Rose was brought back to the present when Trudy yanked on her arm, pointing toward the makeshift stage at the front of the audience. Sophie, the valedictorian, was making her speech.
Rose listened politely, but her mind was elsewhere. She had been second in line for salutatorian, but had been beaten out by Peter Thio, an Asian immigrant student. Rose's mother had been furious, and had demanded that those in charge reconsider their decision. Rose had gotten the impression that her mother was more upset by the fact that an immigrant had gotten salutatorian, than by the fact that Rose had not gotten the honor.
Secretly, Rose felt that it was for the better. The last time she had made a speech, at a pep rally the previous January, she had had the students screaming in support of her idea—abolition of the dress code—but had also succeeded in infuriating the principal, the school board, half the teachers, and a number of parents. Ruth had been embarrassed and angry, and Rose was not called upon to make any more speeches that year. Possibly, she realized, it was why she had not been named salutatorian. She wasn't sorry, though. She had always been outspoken about what she thought was right, and no amount of anger on the part of her mother, the principal, or anyone else was going to change that.
Sophie finished her speech—something about all the wonderful opportunities awaiting them—and stepped down. The students began to file up to the stage to receive the folders that would hold their diplomas—the actual diplomas would be mailed to them later. The rest of the ceremony passed in a blur for Rose, except for when her high-heeled shoe caught in the grassy turf and she nearly knocked over the student in front of her. The students laughed, and as Trudy helped her up, Rose caught sight of her mother ducking her head in embarrassment.

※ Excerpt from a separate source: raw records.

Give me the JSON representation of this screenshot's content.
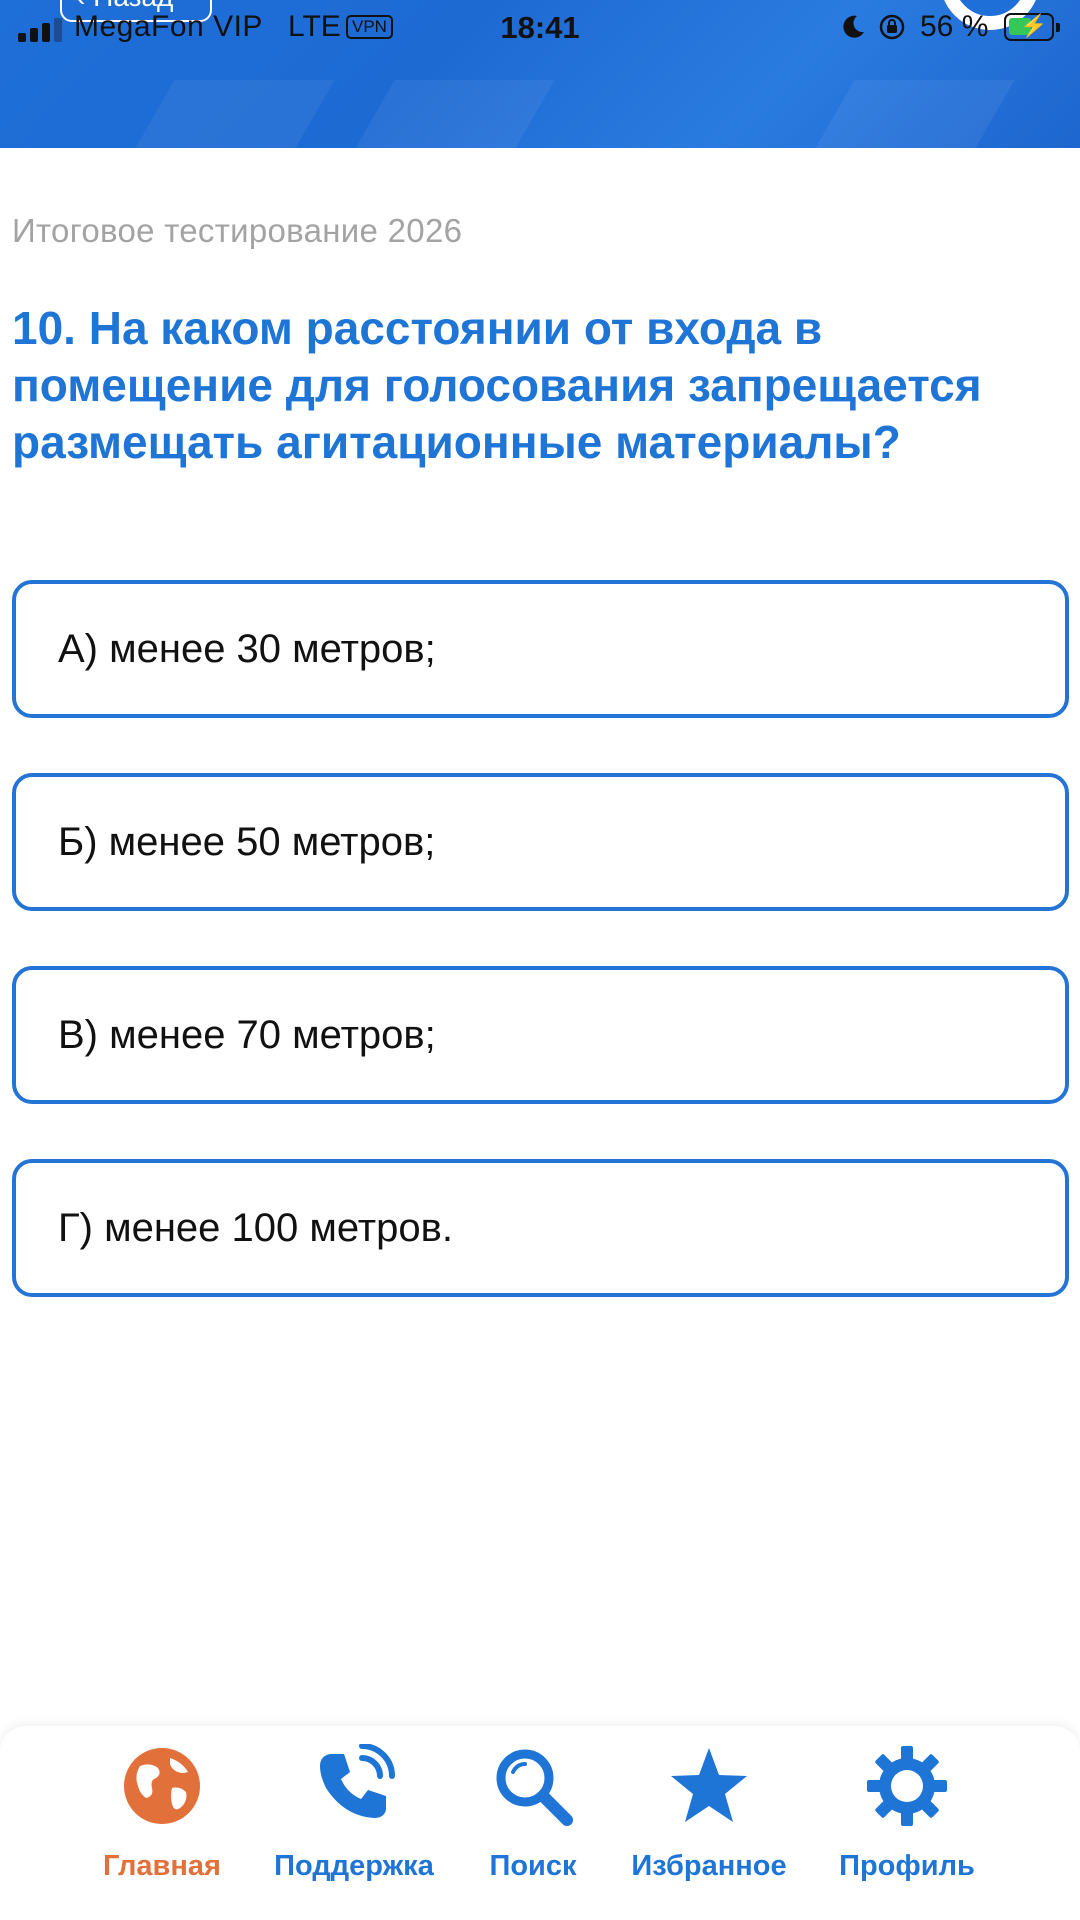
{
  "status_bar": {
    "carrier": "MegaFon VIP",
    "network": "LTE",
    "vpn": "VPN",
    "time": "18:41",
    "battery": "56 %"
  },
  "header": {
    "back_label": "‹ Назад",
    "brand_color": "#1f6fd8"
  },
  "quiz": {
    "subtitle": "Итоговое тестирование 2026",
    "question": "10. На каком расстоянии от входа в помещение для голосования запрещается размещать агитационные материалы?",
    "answers": [
      "А) менее 30 метров;",
      "Б) менее 50 метров;",
      "В) менее 70 метров;",
      "Г) менее 100 метров."
    ]
  },
  "tabbar": {
    "accent_active": "#e2703a",
    "accent": "#1f75d6",
    "items": [
      {
        "label": "Главная",
        "icon": "globe-icon"
      },
      {
        "label": "Поддержка",
        "icon": "phone-icon"
      },
      {
        "label": "Поиск",
        "icon": "search-icon"
      },
      {
        "label": "Избранное",
        "icon": "star-icon"
      },
      {
        "label": "Профиль",
        "icon": "gear-icon"
      }
    ]
  }
}
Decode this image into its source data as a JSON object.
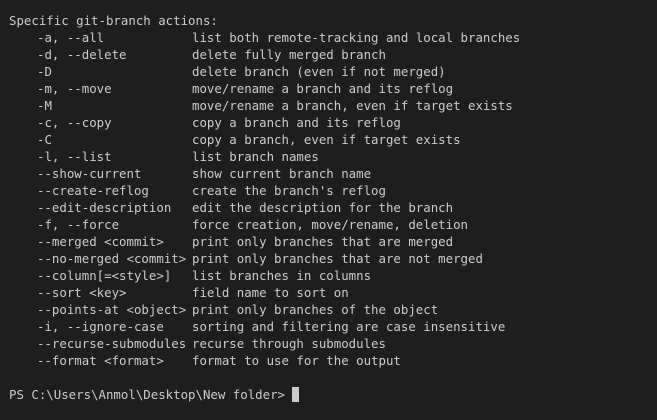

All too soon, graduation was over, and the students rushed off the field to greet their cheering relatives and friends.